The pursuit of so-called strategic partnerships between the EU and a selected range of important countries owes less to a clear-sighted masterplan than to the travails of the EU to redefine its role in a post-hegemonic, polycentric international system. It is commonly argued that these bilateral relations have evolved in an accidental way. The very concept of strategic partnerships is ill-defined and the informal list of the ten partners in question is too heterogeneous to provide direction. Furthermore, strategic partnerships are often deemed ineffective in producing tangible deliverables for the EU, whether in terms of market access or support for EU-sponsored sanctions. Grand summit statements conceal the more mundane practice of inconclusive and disconnected technical dialogues and negotiations. Process, the argument goes, fails to deliver progress at the political level, where the instincts and positions of the EU and many of its strategic partners remain apart on issues from climate to trade.Relations with unlike-minded countries would not fit the bill because of the normative divides between them and the EU.

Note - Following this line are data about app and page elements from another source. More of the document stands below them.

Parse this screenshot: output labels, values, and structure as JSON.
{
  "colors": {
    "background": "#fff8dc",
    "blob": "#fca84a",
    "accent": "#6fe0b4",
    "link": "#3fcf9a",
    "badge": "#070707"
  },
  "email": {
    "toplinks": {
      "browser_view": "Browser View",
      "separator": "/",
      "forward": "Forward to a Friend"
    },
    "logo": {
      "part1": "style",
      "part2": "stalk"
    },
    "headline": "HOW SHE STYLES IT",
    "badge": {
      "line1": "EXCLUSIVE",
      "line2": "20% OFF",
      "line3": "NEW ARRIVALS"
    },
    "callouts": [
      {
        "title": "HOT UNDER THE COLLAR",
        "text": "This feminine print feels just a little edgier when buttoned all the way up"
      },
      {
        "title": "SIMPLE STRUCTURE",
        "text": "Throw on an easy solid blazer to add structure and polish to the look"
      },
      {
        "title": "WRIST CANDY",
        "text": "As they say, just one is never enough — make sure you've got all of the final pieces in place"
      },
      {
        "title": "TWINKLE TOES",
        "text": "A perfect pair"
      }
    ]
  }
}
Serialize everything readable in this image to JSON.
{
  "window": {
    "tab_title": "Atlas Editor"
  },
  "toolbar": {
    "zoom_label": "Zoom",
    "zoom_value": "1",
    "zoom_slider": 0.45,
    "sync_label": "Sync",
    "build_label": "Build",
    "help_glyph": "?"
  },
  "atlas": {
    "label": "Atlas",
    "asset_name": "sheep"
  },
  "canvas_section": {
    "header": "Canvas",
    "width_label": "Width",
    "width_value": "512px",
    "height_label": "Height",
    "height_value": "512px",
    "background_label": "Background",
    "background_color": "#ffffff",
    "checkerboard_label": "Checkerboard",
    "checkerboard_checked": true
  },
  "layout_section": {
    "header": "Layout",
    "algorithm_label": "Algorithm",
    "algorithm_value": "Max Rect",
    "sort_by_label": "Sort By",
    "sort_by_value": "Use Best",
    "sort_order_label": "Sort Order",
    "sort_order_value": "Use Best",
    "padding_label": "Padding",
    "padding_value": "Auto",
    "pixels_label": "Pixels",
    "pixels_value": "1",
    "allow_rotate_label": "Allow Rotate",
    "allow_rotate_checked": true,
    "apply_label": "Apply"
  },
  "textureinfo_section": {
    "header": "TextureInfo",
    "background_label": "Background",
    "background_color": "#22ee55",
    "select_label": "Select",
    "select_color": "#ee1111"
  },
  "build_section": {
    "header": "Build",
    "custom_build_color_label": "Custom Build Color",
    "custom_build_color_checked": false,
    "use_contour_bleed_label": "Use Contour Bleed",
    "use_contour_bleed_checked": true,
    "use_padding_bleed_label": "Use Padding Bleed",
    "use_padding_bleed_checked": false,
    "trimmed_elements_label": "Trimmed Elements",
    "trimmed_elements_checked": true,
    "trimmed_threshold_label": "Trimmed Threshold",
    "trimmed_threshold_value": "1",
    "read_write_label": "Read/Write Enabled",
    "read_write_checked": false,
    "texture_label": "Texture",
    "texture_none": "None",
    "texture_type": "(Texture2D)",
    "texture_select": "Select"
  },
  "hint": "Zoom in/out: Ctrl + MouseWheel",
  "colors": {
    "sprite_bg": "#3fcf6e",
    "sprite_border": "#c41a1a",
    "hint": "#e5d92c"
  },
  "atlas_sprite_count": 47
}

ESPO Working Paper 1, June 2012. (Photo credit: President of the European Union, Flickr)